Felicia Abban: Behind the Scenes
In our latest series – Female Pioneers – we look at female artists from Africa who have made major contributions to art on the continent. This time we reflect on the work of Ghanaian photographer Felicia Abban. In the 1950s she started as her father’s apprentice in a seaside town in the Western Region of Ghana. She would, however, go on to become one of the continent’s most respected photo artists of her day – on the payroll of Kwame Nkrumah and a detailed analyst of her country’s transformation.
17. April 2019
Here is a story:
There was once a man who lived in a small house, in a small neighborhood, with all his family and friends, and neighbors living in other small houses nearby. Every day he would walk through his neighborhood, along the small paths and short alleyways that separated one house’s clay walls from another’s, smoking his jot. When the children in the area saw him they would squeal: “Papa Puff Puff is coming! Papa Puff Puff is coming!” And he would respond by blowing billows of smoke – to their dismay and delight. One day he died. But because he loved his cigarettes so much, at his funeral his friends, family, and neighbors decided to place one jot in his mouth and another between the index and middle fingers of his right hand. They put him to rest in his most comfortable night clothes. A loved one leaving with his loved things.
It might be known that Felicia Ansah Abban frequented her father’s photography studio as a child growing up in Sekondi-Takoradi, in Ghana’s Western Region where she was born in 1935. The eldest of six children, Abban became her father’s apprentice at the age of 14 and spent the next four years working under his meticulous and methodological eye before leaving her hometown for Accra at 18 as a newly married young woman.1
Within a few months she opened “Mrs. Felicia Abban’s Day and Night Quality Art Studio” in Jamestown, Accra, then the center of town. It was situated close to other studios, including J.K. Bruce Vanderpuije’s “Deo Gratias” and James Barnor’s “Ever Young Studio”.
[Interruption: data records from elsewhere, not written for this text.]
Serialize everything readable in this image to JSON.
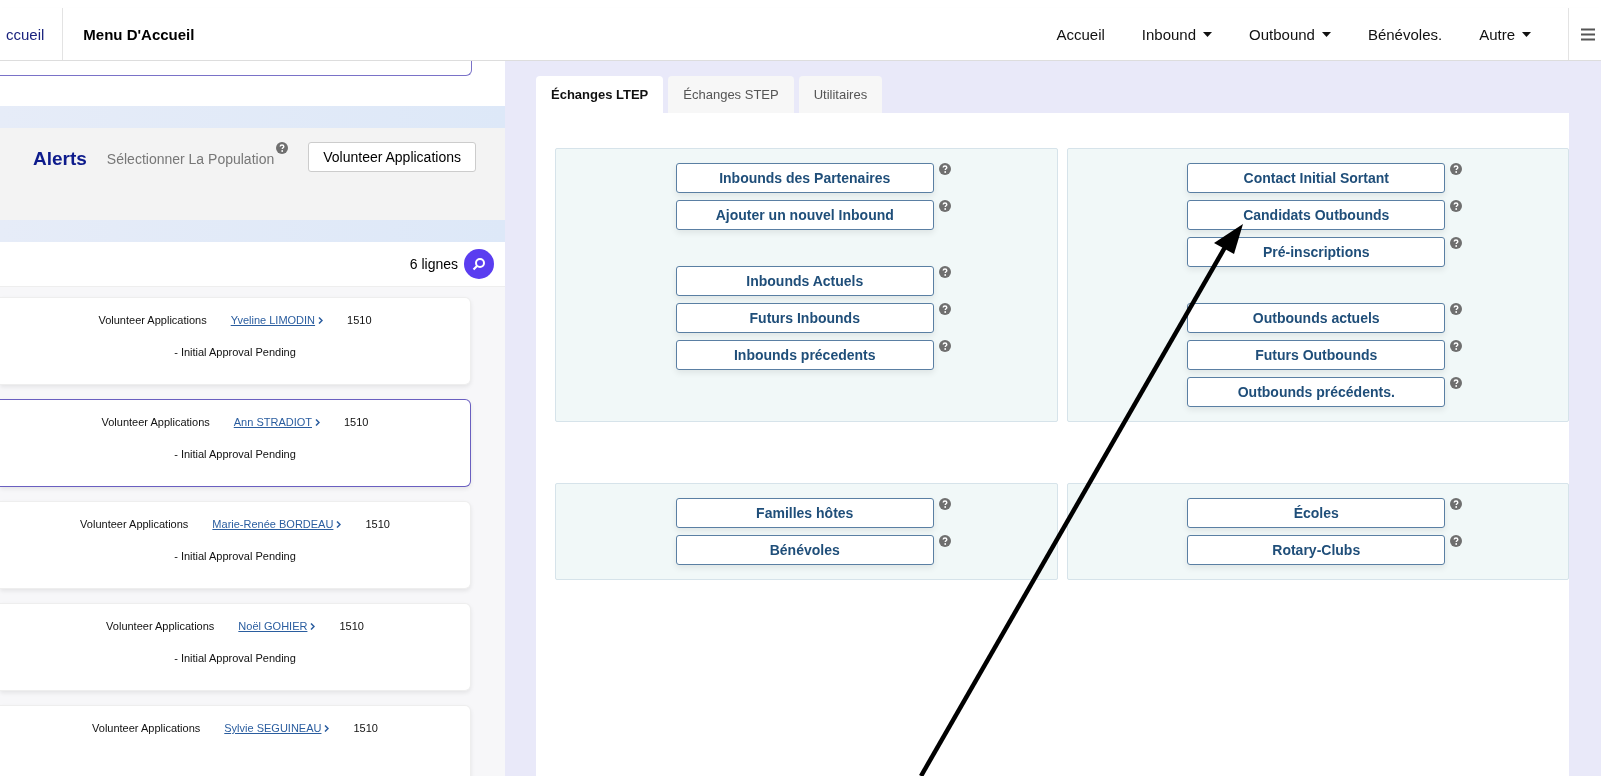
{
  "header": {
    "brand": "ccueil",
    "title": "Menu D'Accueil",
    "nav": [
      {
        "label": "Accueil",
        "kind": "link"
      },
      {
        "label": "Inbound",
        "kind": "dropdown"
      },
      {
        "label": "Outbound",
        "kind": "dropdown"
      },
      {
        "label": "Bénévoles.",
        "kind": "link"
      },
      {
        "label": "Autre",
        "kind": "dropdown"
      }
    ]
  },
  "alerts": {
    "title": "Alerts",
    "population_label": "Sélectionner La Population",
    "population_value": "Volunteer Applications"
  },
  "list": {
    "count": "6 lignes",
    "rows": [
      {
        "type": "Volunteer Applications",
        "name": "Yveline LIMODIN",
        "number": "1510",
        "status": "- Initial Approval Pending",
        "selected": false
      },
      {
        "type": "Volunteer Applications",
        "name": "Ann STRADIOT",
        "number": "1510",
        "status": "- Initial Approval Pending",
        "selected": true
      },
      {
        "type": "Volunteer Applications",
        "name": "Marie-Renée BORDEAU",
        "number": "1510",
        "status": "- Initial Approval Pending",
        "selected": false
      },
      {
        "type": "Volunteer Applications",
        "name": "Noël GOHIER",
        "number": "1510",
        "status": "- Initial Approval Pending",
        "selected": false
      },
      {
        "type": "Volunteer Applications",
        "name": "Sylvie SEGUINEAU",
        "number": "1510",
        "selected": false
      }
    ]
  },
  "tabs": [
    {
      "label": "Échanges LTEP",
      "selected": true
    },
    {
      "label": "Échanges STEP",
      "selected": false
    },
    {
      "label": "Utilitaires",
      "selected": false
    }
  ],
  "boxes": [
    {
      "groups": [
        [
          "Inbounds des Partenaires",
          "Ajouter un nouvel Inbound"
        ],
        [
          "Inbounds Actuels",
          "Futurs Inbounds",
          "Inbounds précedents"
        ]
      ]
    },
    {
      "groups": [
        [
          "Contact Initial Sortant",
          "Candidats Outbounds",
          "Pré-inscriptions"
        ],
        [
          "Outbounds actuels",
          "Futurs Outbounds",
          "Outbounds précédents."
        ]
      ]
    },
    {
      "groups": [
        [
          "Familles hôtes",
          "Bénévoles"
        ]
      ]
    },
    {
      "groups": [
        [
          "Écoles",
          "Rotary-Clubs"
        ]
      ]
    }
  ]
}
During her early career, Abban also worked as a stringer for the Guinea Press Limited – the publishing house of President Kwame Nkrumah’s Conventions People’s Party – but kept her studio practice close to her heart. Her career spanned sixty years until she eventually stopped working in 2013 due to arthritis.2
Abban is widely known for her studio portraitures, particularly her self-portraits made ahead of a night out or a political event; taken, she says, as a way to promote her business. Additionally, through her self-styling, acute awareness and participation in the fashion trends of the day, her self-portraits resembled images in fashion magazines, or, in an even more contemporary context, style feeds on today’s social media.
Less documented are Abban’s outdoor everyday images which, unlike her already set studio, required some staging. Like her contemporaries, she captured images of the country at a turning point. Take, for instance, the image of a baby, sitting stern-faced against a wax-print background held up by a third party – the person’s foot can be seen poking out at the corner of the sheet of fabric. A second image shows a woman having her portrait taken against another wax-print fabric, also revealing the appendages of the fabric holders – a leg, chest and arm on one side, a hand on the other.3 The outside finds its way in.
Here is another story:
At a funeral, a group of mourners listen to a life retold by an orator. Nearly all of them face him; a few look into unoccupied space, two look at the body. This moment is captured like a scene from a play. But the actors have their backs to us, the audience. They are not performing for us, it rather feels like a rehearsal.
Like the image of the child and the image of the woman described above, these photographs give an insight – though perhaps unintentionally – to what happens backstage, breaking down the fourth wall that seeks to portray an ideal scene, as can be seen in many of Abban’s self-styled studio portraits. Here, instead, we are reminded of the construction that takes place before the stage is set, the camera positioned and the shutter clicked.
Indeed, during her career Abban became the go-to touch-up artist for post-production services, with detailed precision adding color and accents here and there, in line with what was popular at the time. It is through this lens, in these moments of (post-)production between fantasy and reality, that I think of Felicia Abban’s studio portraits. In a realm where we can see that stories can be created and future lives can be imagined.
I think about Abban’s journey in this way: As a young woman from a seaside town trying to make her way in the cosmopolitan capital city. As a modern woman – in an industry dominated by men – cleverly positioning herself in soon-to-be-independent Ghana, working as a personal photographer to the president of the country for a number of years. And as one of the few women of her generation to be recognized in the field of photography, yet to have her contributions well-documented in scholarship.
Billie McTernan is a writer and editor. She is currently pursuing an MFA at the Department of Painting and Sculpture at Kwame Nkrumah University of Science and Technology in Kumasi, Ghana.
1. Dr Laurian R. Bowles, “Dress Politics and Framing Self In Ghana: The Studio photographs of Felicia Abban” in African Arts Volume 49, Number 4, Winter 2016 (pp. 49)
2. Ibid (pp. 48)
3. These images were on display at an exhibition at the ANO institute in Accra, 2017.